Court sides with school in Hansen case
ROCHESTER--The United States District Court for Western New York filed court papers Monday, July 15 in the case between Kristina Hansen (plaintiff) and the Watkins Glen Central School District including former Superintendent Tom Phillips (defendants).
The defendants asked for a summary judgment in the case and it was granted by the court. Summary judgments are issued in cases where the court feels relevant factual issues have already been tried and a decision can be made without a trial. Chief Judge Frank P. Geraci Jr. presided.
This case was brought after several interactions and subsequent arrests of Hansen after visits at Watkins Glen school facilities.
In March of 2016, Hansen attended a board of education meeting and heard there would be a budget presentation during a Superintendents' Day on Friday, March 11. Students were not in the building that day, however, the staff was present. To gain access to the school March 11, Hansen waited by the entrance until board members passed through the locked doors and "closely" followed them, according to court papers. Phillips denied Hansen access to the meeting because of confidential staffing issues being discussed and told Hansen to leave. She did not, and Watkins Glen police officers escorted her off the property. The superintendent later sent a letter to Hansen requiring her to get his permission before coming to the school.
By email, she objected, and Phillips responded by reinforcing the terms by which she could visit the school.
Hansen was allowed to attend a parent/teacher conference March 17 after seeking permission, but sent an email March 21 saying she intended to come to the scheduled board meeting without seeking prior permission.
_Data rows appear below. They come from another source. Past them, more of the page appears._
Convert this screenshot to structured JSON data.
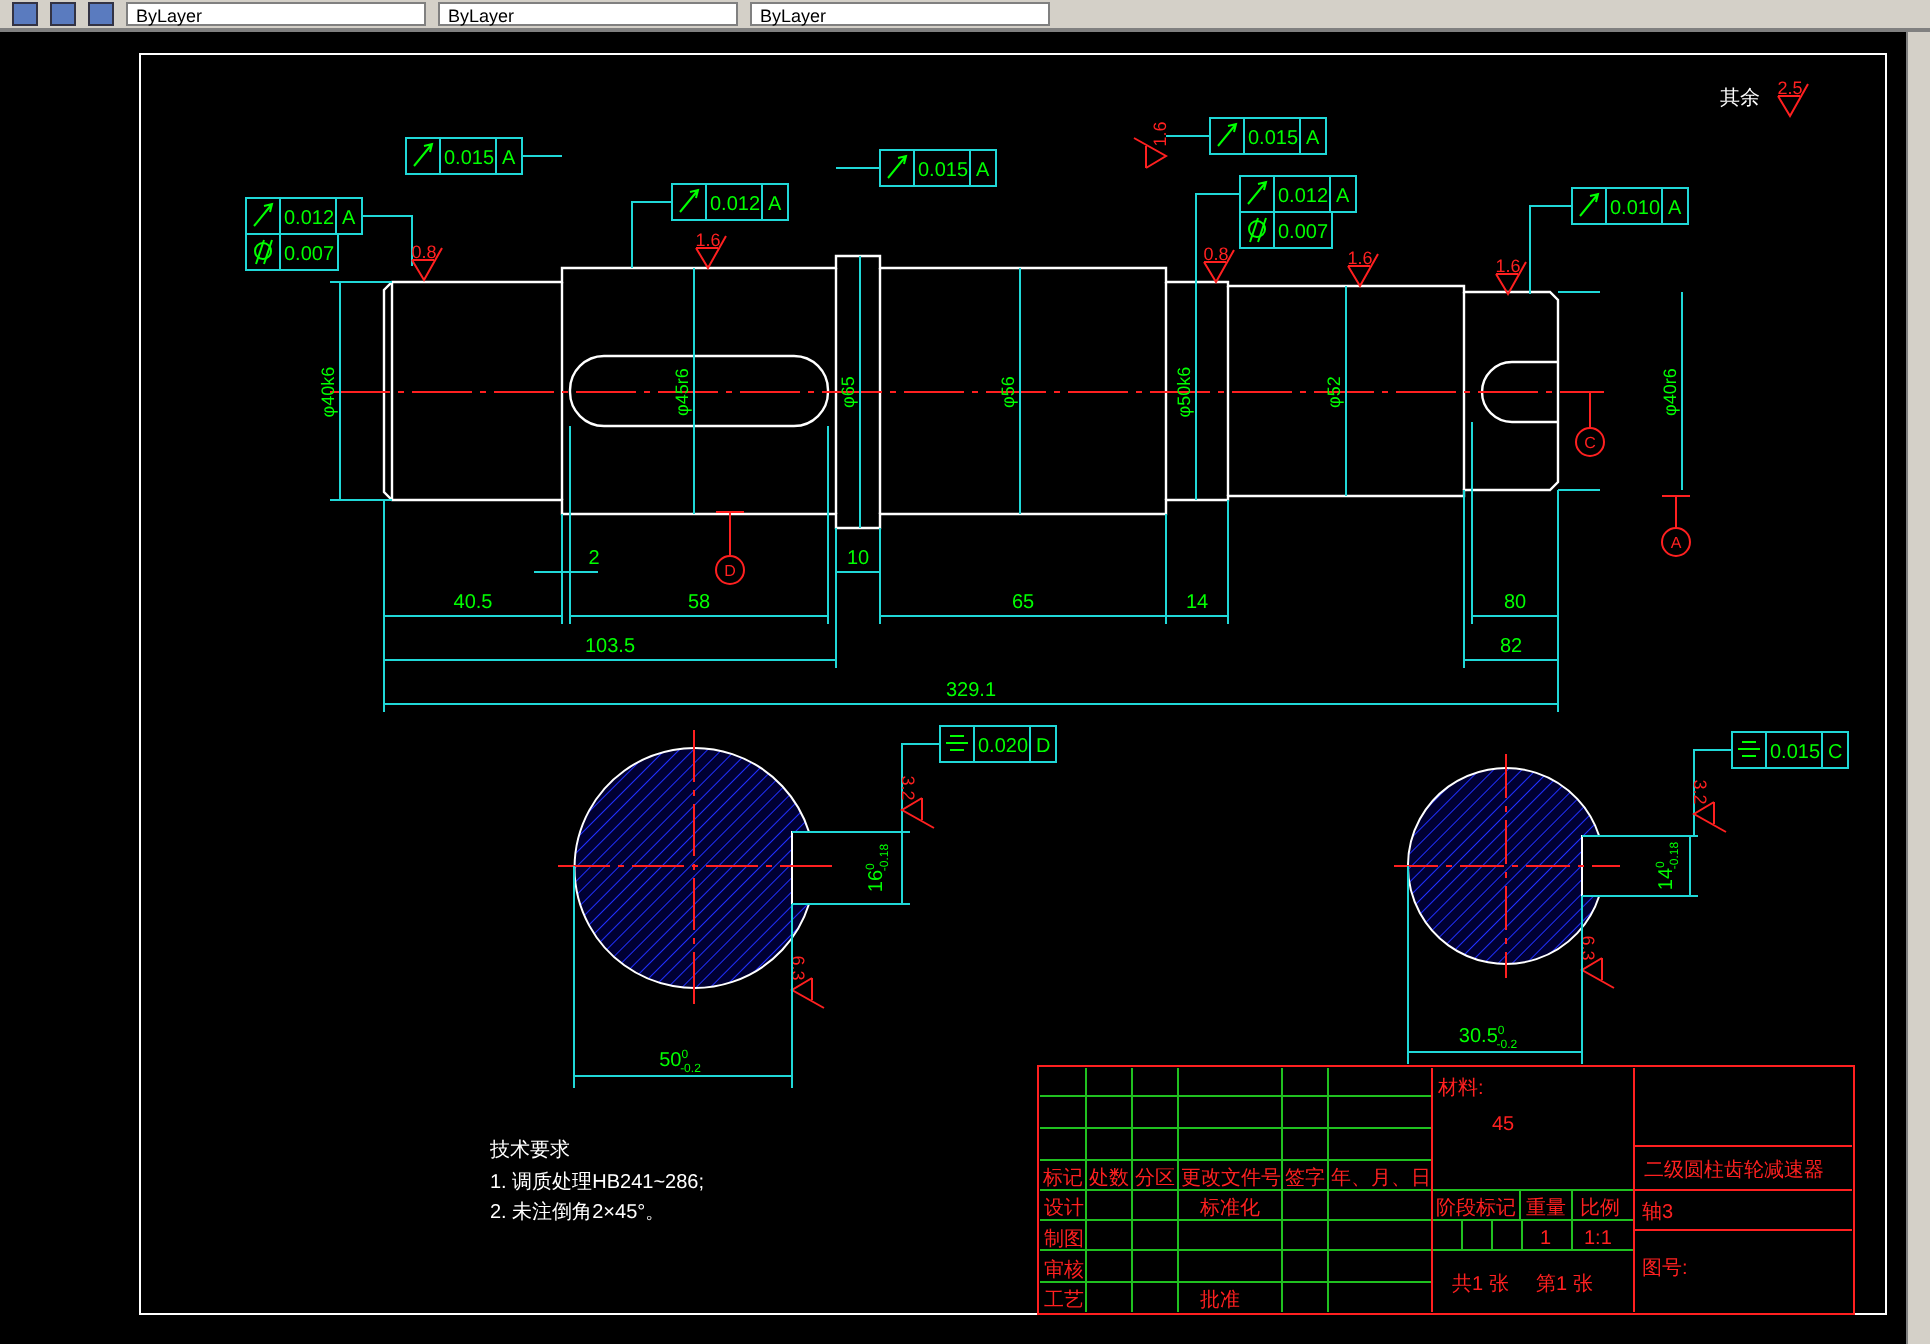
{
  "toolbar": {
    "dropdowns": [
      {
        "label": "ByLayer"
      },
      {
        "label": "ByLayer"
      },
      {
        "label": "ByLayer"
      }
    ]
  },
  "drawing": {
    "surface_note": {
      "label": "其余",
      "roughness": "2.5"
    },
    "tolerance_frames": [
      {
        "rows": [
          {
            "kind": "runout",
            "value": "0.015",
            "datum": "A"
          }
        ]
      },
      {
        "rows": [
          {
            "kind": "runout",
            "value": "0.012",
            "datum": "A"
          },
          {
            "kind": "cylindricity",
            "value": "0.007"
          }
        ]
      },
      {
        "rows": [
          {
            "kind": "runout",
            "value": "0.012",
            "datum": "A"
          }
        ]
      },
      {
        "rows": [
          {
            "kind": "runout",
            "value": "0.015",
            "datum": "A"
          }
        ]
      },
      {
        "rows": [
          {
            "kind": "runout",
            "value": "0.015",
            "datum": "A"
          }
        ]
      },
      {
        "rows": [
          {
            "kind": "runout",
            "value": "0.012",
            "datum": "A"
          },
          {
            "kind": "cylindricity",
            "value": "0.007"
          }
        ]
      },
      {
        "rows": [
          {
            "kind": "runout",
            "value": "0.010",
            "datum": "A"
          }
        ]
      },
      {
        "rows": [
          {
            "kind": "symmetry",
            "value": "0.020",
            "datum": "D"
          }
        ]
      },
      {
        "rows": [
          {
            "kind": "symmetry",
            "value": "0.015",
            "datum": "C"
          }
        ]
      }
    ],
    "roughness_marks": [
      "0.8",
      "1.6",
      "1.6",
      "0.8",
      "1.6",
      "1.6",
      "3.2",
      "6.3",
      "3.2",
      "6.3"
    ],
    "datum_marks": [
      "D",
      "C",
      "A"
    ],
    "length_dims": [
      "40.5",
      "2",
      "58",
      "10",
      "65",
      "14",
      "80",
      "82",
      "103.5",
      "329.1"
    ],
    "diameter_dims": [
      "φ40k6",
      "φ45r6",
      "φ65",
      "φ56",
      "φ50k6",
      "φ52",
      "φ40r6"
    ],
    "section_dims": [
      {
        "main": "16",
        "upper": "0",
        "lower": "-0.18"
      },
      {
        "main": "50",
        "upper": "0",
        "lower": "-0.2"
      },
      {
        "main": "14",
        "upper": "0",
        "lower": "-0.18"
      },
      {
        "main": "30.5",
        "upper": "0",
        "lower": "-0.2"
      }
    ],
    "technical_requirements": {
      "title": "技术要求",
      "items": [
        "1. 调质处理HB241~286;",
        "2. 未注倒角2×45°。"
      ]
    },
    "title_block": {
      "header_cells": [
        "标记",
        "处数",
        "分区",
        "更改文件号",
        "签字",
        "年、月、日"
      ],
      "role_labels": [
        "设计",
        "制图",
        "审核",
        "工艺"
      ],
      "standardization": "标准化",
      "approval": "批准",
      "material_label": "材料:",
      "material": "45",
      "stage_headers": [
        "阶段标记",
        "重量",
        "比例"
      ],
      "weight": "1",
      "scale": "1:1",
      "sheet_total": "共1 张",
      "sheet_number": "第1 张",
      "drawing_title": "二级圆柱齿轮减速器",
      "part_name": "轴3",
      "drawing_number_label": "图号:"
    }
  }
}
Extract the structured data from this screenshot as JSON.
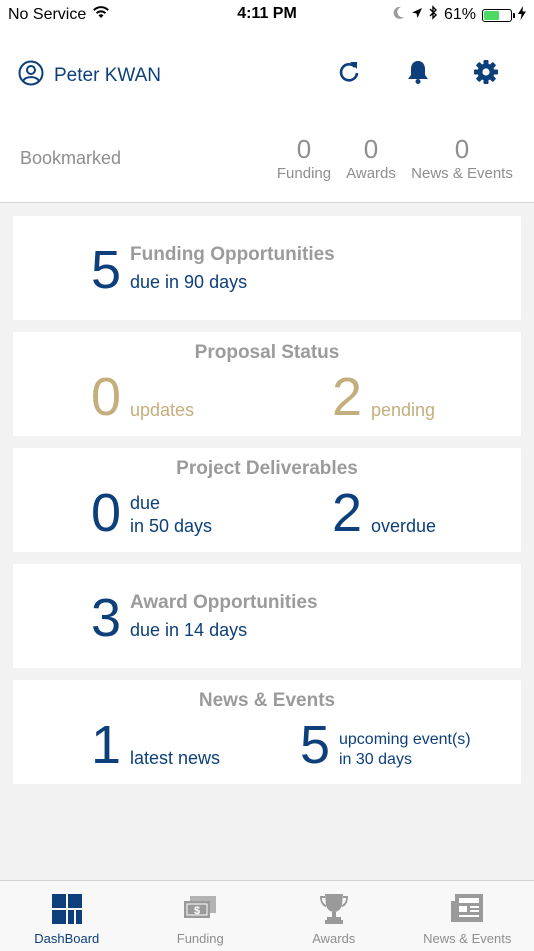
{
  "status_bar": {
    "carrier": "No Service",
    "time": "4:11 PM",
    "battery": "61%",
    "battery_level": 0.61
  },
  "header": {
    "user_name": "Peter KWAN",
    "bookmarked_label": "Bookmarked",
    "stats": [
      {
        "value": "0",
        "label": "Funding"
      },
      {
        "value": "0",
        "label": "Awards"
      },
      {
        "value": "0",
        "label": "News & Events"
      }
    ]
  },
  "cards": {
    "funding": {
      "count": "5",
      "title": "Funding Opportunities",
      "subtitle": "due in 90 days"
    },
    "proposal": {
      "title": "Proposal Status",
      "updates_count": "0",
      "updates_label": "updates",
      "pending_count": "2",
      "pending_label": "pending"
    },
    "deliverables": {
      "title": "Project Deliverables",
      "due_count": "0",
      "due_label_1": "due",
      "due_label_2": "in 50 days",
      "overdue_count": "2",
      "overdue_label": "overdue"
    },
    "awards": {
      "count": "3",
      "title": "Award Opportunities",
      "subtitle": "due in 14 days"
    },
    "news": {
      "title": "News & Events",
      "news_count": "1",
      "news_label": "latest news",
      "events_count": "5",
      "events_label_1": "upcoming event(s)",
      "events_label_2": "in 30 days"
    }
  },
  "tabs": [
    {
      "label": "DashBoard",
      "icon": "dashboard-icon",
      "active": true
    },
    {
      "label": "Funding",
      "icon": "money-icon",
      "active": false
    },
    {
      "label": "Awards",
      "icon": "trophy-icon",
      "active": false
    },
    {
      "label": "News & Events",
      "icon": "newspaper-icon",
      "active": false
    }
  ],
  "colors": {
    "primary": "#0d3f7a",
    "gold": "#c4ae7d",
    "muted": "#9b9b9b"
  }
}
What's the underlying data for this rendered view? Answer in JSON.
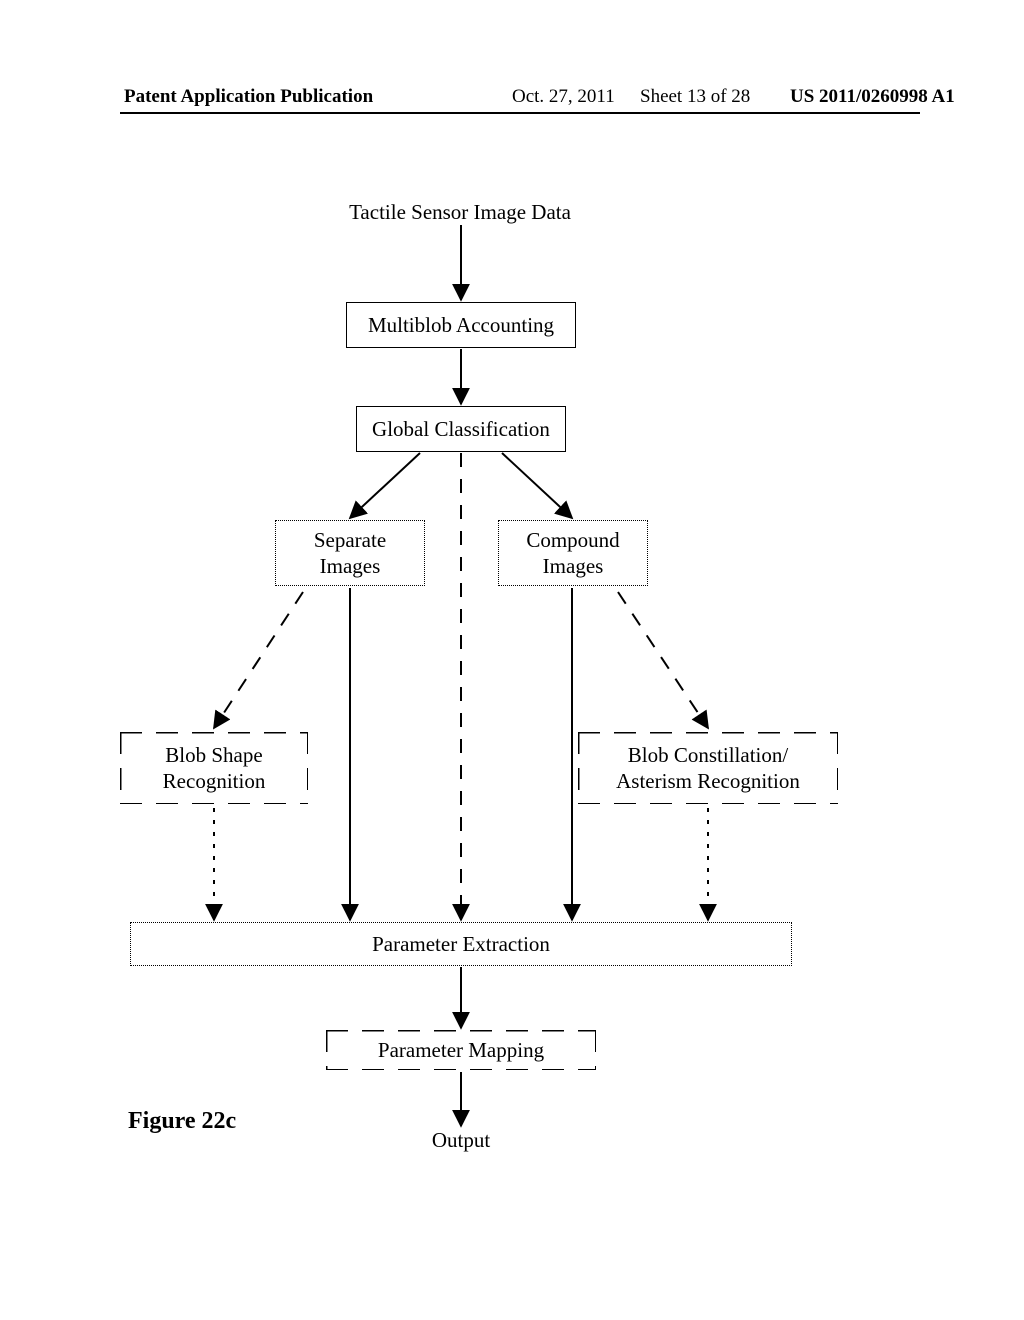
{
  "header": {
    "left": "Patent Application Publication",
    "date": "Oct. 27, 2011",
    "sheet": "Sheet 13 of 28",
    "pubno": "US 2011/0260998 A1"
  },
  "diagram": {
    "input_label": "Tactile Sensor Image Data",
    "multiblob": "Multiblob Accounting",
    "global_class": "Global Classification",
    "sep_images": "Separate\nImages",
    "comp_images": "Compound\nImages",
    "blob_shape": "Blob Shape\nRecognition",
    "blob_const": "Blob Constillation/\nAsterism Recognition",
    "param_extract": "Parameter Extraction",
    "param_map": "Parameter Mapping",
    "output_label": "Output",
    "figure_label": "Figure 22c"
  }
}
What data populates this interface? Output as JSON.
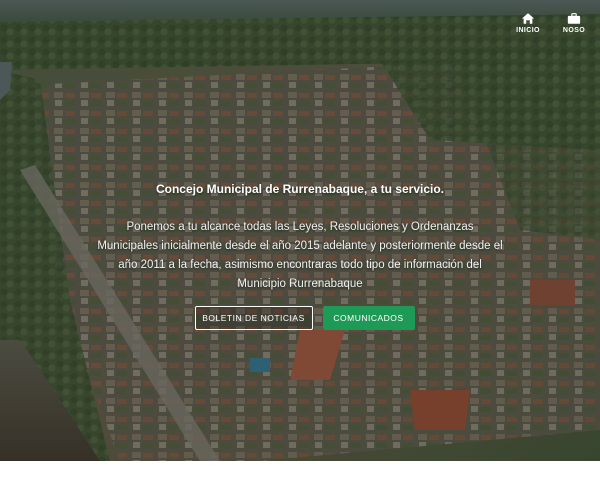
{
  "nav": {
    "items": [
      {
        "label": "INICIO",
        "icon": "home-icon"
      },
      {
        "label": "NOSO",
        "icon": "briefcase-icon"
      }
    ]
  },
  "hero": {
    "title": "Concejo Municipal de Rurrenabaque, a tu servicio.",
    "description": "Ponemos a tu alcance todas las Leyes, Resoluciones y Ordenanzas Municipales inicialmente desde el año 2015 adelante y posteriormente desde el año 2011 a la fecha, asimismo encontraras todo tipo de información del Municipio Rurrenabaque",
    "buttons": {
      "news": "BOLETIN DE NOTICIAS",
      "comms": "COMUNICADOS"
    }
  },
  "colors": {
    "accent_green": "#1e9a57",
    "overlay": "rgba(20,25,20,0.38)"
  }
}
When she arrived Phillips told her to leave based on not asking for permission. She refused and was arrested and charged with criminal trespass. Hansen again came to the school May 4 for a tennis match without superintendent approval and was asked to leave, refused, and was arrested again.
The Watkins Glen court found the order against Hansen to be "unlawful" and dismissed charges from both the March 21 and May 4 arrests. The court said the banishment order was an "overreaction to a relatively benign infraction of school rules by a citizen who reasonably believed she had a right to attend the open session of a meeting attended by a quorum of the Board of Education..." The court also said the March 11 meeting should have been open to the public based on the state open meetings law.
Hansen sued the school district and Phillips for a First Amendment violation, 14th Amendment violation, a First Amendment retaliation and a Monell claim which relates to a policy or custom causing a deprivation of rights.
On each issue, the United States court found in favor of the school district or Phillips.
On the first cause of action, they found "reasonable superintendents could disagree about whether Phillips's restriction violated Hansen's First Amendment right" and "a reasonable superintendent would not have understood that the permission requirement violated Hansen's due process rights."
Concerning the second cause of action about retaliation, the court pointed to "imprecise" language by Phillips in his two written communications to Hansen and cited precedent saying public officials are "entitled to qualified immunity [when] their decision was reasonable, even if mistaken."
The court rejected the third cause of action because it found "the practice or custom she asserts [the superintendent enforcing the visitor policy] did not directly cause the constitutional violation she alleges. The practice relates only to who may enforce the Visitors' Policy, not how that policy is enforced nor the terms of the policy itself."
Attorney Jacob McNamara of Schlather, Stumbar, Parks & Salk, LLP the law firm who represented Hansen, issued an emailed statement to the REVIEW&EXPRESS about the decision.
"We are looking closely at the court's decision and Ms. Hansen is likely to appeal it. The court never recognized the issue of whether Ms. Hansen's First Amendment rights were violated. The focus of this case was not only the original restriction that Superintendent Phillips issued to Ms. Hansen--it was that the Superintendent issued a second, broader, more threatening restriction to Ms. Hansen when she complained about his actions to the board of education. This second restriction constitutes retaliation and reflected an issue that needed a jury's assessment. But rather than sending this case to a jury, the court took a material dispute between Ms. Hansen and Superintendent Phillips and, as a matter of law, sided with the superintendent's version of the facts. The court's decision to side with the superintendent's account about a material dispute is, most notably, why the court is in error and why this error should be redressed on appeal."
McNamara said by phone an appeal could take 18 months to be heard.
Phillips sent an email stating, "I am pleased that the federal court granted summary judgment dismissal on all accusations.
"Thank you to the school attorneys, the insurance company and their attorney and the school board for ensuring the integrity of the district and the financial interests of our community."